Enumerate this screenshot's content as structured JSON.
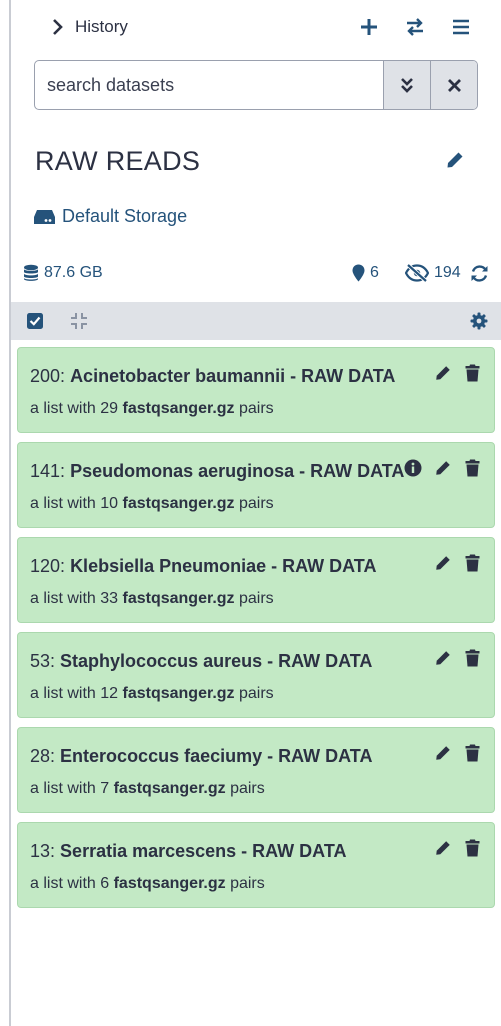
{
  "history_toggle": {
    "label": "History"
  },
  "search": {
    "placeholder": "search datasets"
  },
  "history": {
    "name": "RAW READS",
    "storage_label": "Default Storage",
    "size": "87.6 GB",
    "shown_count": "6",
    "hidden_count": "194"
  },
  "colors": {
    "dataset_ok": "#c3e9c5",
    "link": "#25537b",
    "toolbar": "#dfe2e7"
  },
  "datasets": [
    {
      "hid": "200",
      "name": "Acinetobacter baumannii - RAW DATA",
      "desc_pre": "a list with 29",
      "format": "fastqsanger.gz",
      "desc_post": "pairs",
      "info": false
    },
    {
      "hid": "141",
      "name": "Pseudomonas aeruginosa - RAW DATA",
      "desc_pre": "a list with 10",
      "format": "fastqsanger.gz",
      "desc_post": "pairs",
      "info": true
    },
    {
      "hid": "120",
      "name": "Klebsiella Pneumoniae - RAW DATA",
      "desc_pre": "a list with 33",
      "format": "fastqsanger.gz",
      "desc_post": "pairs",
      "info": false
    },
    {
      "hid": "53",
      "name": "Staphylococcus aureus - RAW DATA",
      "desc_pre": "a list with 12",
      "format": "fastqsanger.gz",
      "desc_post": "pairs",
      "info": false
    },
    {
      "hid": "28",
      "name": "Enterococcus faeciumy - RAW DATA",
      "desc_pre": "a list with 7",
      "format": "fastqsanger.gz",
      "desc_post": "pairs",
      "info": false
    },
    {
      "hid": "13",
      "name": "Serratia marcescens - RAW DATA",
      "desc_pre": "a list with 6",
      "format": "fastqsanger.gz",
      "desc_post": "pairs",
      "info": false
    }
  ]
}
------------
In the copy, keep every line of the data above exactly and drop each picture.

Enumerate this screenshot's content as structured JSON.
{
  "history_toggle": {
    "label": "History"
  },
  "search": {
    "placeholder": "search datasets"
  },
  "history": {
    "name": "RAW READS",
    "storage_label": "Default Storage",
    "size": "87.6 GB",
    "shown_count": "6",
    "hidden_count": "194"
  },
  "colors": {
    "dataset_ok": "#c3e9c5",
    "link": "#25537b",
    "toolbar": "#dfe2e7"
  },
  "datasets": [
    {
      "hid": "200",
      "name": "Acinetobacter baumannii - RAW DATA",
      "desc_pre": "a list with 29",
      "format": "fastqsanger.gz",
      "desc_post": "pairs",
      "info": false
    },
    {
      "hid": "141",
      "name": "Pseudomonas aeruginosa - RAW DATA",
      "desc_pre": "a list with 10",
      "format": "fastqsanger.gz",
      "desc_post": "pairs",
      "info": true
    },
    {
      "hid": "120",
      "name": "Klebsiella Pneumoniae - RAW DATA",
      "desc_pre": "a list with 33",
      "format": "fastqsanger.gz",
      "desc_post": "pairs",
      "info": false
    },
    {
      "hid": "53",
      "name": "Staphylococcus aureus - RAW DATA",
      "desc_pre": "a list with 12",
      "format": "fastqsanger.gz",
      "desc_post": "pairs",
      "info": false
    },
    {
      "hid": "28",
      "name": "Enterococcus faeciumy - RAW DATA",
      "desc_pre": "a list with 7",
      "format": "fastqsanger.gz",
      "desc_post": "pairs",
      "info": false
    },
    {
      "hid": "13",
      "name": "Serratia marcescens - RAW DATA",
      "desc_pre": "a list with 6",
      "format": "fastqsanger.gz",
      "desc_post": "pairs",
      "info": false
    }
  ]
}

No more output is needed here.